[RECORDS FOR THIS TASK — start]
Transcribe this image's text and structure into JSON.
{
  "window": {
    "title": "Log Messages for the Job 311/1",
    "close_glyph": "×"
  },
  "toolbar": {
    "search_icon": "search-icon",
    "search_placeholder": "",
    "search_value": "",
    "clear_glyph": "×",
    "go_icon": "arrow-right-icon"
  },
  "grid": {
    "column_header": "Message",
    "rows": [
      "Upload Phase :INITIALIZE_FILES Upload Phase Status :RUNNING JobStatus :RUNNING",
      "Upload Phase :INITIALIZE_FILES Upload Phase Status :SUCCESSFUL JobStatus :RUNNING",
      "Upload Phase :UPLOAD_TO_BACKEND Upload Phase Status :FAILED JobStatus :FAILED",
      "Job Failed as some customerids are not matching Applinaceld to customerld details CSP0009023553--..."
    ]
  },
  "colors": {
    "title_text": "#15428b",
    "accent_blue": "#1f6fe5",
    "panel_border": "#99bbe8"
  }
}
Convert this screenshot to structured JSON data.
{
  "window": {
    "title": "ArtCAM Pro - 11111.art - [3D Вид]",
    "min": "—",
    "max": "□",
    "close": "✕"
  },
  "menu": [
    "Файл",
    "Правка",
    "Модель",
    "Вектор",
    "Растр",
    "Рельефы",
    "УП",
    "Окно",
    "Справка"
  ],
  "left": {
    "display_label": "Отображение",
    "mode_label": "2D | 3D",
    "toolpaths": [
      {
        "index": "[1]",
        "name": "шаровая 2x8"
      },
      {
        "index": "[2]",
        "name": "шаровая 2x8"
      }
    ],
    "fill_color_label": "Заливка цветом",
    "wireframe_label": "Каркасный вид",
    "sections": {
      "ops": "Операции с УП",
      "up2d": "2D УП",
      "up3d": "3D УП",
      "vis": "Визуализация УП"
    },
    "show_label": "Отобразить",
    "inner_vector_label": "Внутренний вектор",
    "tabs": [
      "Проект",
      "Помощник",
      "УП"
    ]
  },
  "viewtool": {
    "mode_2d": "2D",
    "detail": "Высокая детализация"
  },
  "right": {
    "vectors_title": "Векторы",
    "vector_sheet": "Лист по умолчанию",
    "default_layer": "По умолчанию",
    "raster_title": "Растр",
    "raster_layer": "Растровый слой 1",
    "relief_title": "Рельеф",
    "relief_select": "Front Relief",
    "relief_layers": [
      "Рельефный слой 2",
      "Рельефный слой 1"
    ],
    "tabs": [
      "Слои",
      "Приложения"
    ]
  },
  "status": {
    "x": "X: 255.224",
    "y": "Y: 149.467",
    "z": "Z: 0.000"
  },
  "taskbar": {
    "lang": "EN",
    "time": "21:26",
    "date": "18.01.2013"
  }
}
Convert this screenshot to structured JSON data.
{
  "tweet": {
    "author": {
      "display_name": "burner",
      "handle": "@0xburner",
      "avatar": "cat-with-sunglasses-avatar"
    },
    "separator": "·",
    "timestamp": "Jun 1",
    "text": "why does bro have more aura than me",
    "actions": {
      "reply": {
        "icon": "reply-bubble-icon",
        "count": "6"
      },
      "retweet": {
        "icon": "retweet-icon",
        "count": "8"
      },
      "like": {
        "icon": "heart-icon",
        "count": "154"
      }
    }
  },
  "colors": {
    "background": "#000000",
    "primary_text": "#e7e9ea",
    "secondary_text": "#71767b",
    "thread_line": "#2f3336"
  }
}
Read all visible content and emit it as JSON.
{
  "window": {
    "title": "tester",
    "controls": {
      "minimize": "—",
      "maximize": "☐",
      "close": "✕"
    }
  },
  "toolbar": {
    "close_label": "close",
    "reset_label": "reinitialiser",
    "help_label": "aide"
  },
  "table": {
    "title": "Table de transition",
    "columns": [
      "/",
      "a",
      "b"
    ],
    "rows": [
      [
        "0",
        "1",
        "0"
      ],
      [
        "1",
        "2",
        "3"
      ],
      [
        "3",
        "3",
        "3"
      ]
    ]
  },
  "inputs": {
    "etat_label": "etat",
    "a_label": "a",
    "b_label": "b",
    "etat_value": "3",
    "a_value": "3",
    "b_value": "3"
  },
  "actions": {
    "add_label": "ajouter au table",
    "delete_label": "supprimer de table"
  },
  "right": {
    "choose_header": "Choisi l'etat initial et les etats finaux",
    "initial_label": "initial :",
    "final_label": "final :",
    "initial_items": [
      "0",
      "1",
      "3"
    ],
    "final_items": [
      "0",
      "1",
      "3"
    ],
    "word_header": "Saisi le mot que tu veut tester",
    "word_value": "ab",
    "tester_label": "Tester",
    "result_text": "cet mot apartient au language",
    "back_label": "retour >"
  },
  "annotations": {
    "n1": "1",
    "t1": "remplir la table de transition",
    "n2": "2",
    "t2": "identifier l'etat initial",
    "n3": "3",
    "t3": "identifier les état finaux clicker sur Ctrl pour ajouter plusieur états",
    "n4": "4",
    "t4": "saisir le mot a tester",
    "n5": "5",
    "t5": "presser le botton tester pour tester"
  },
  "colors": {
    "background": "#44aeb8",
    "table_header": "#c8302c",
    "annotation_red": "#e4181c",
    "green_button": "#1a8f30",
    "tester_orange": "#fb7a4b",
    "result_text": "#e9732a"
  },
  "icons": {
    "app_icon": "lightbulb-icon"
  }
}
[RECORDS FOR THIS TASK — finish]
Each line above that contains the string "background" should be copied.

_EXERCISE SOLUTION:_
    "background": "#000000",
    "background": "#44aeb8",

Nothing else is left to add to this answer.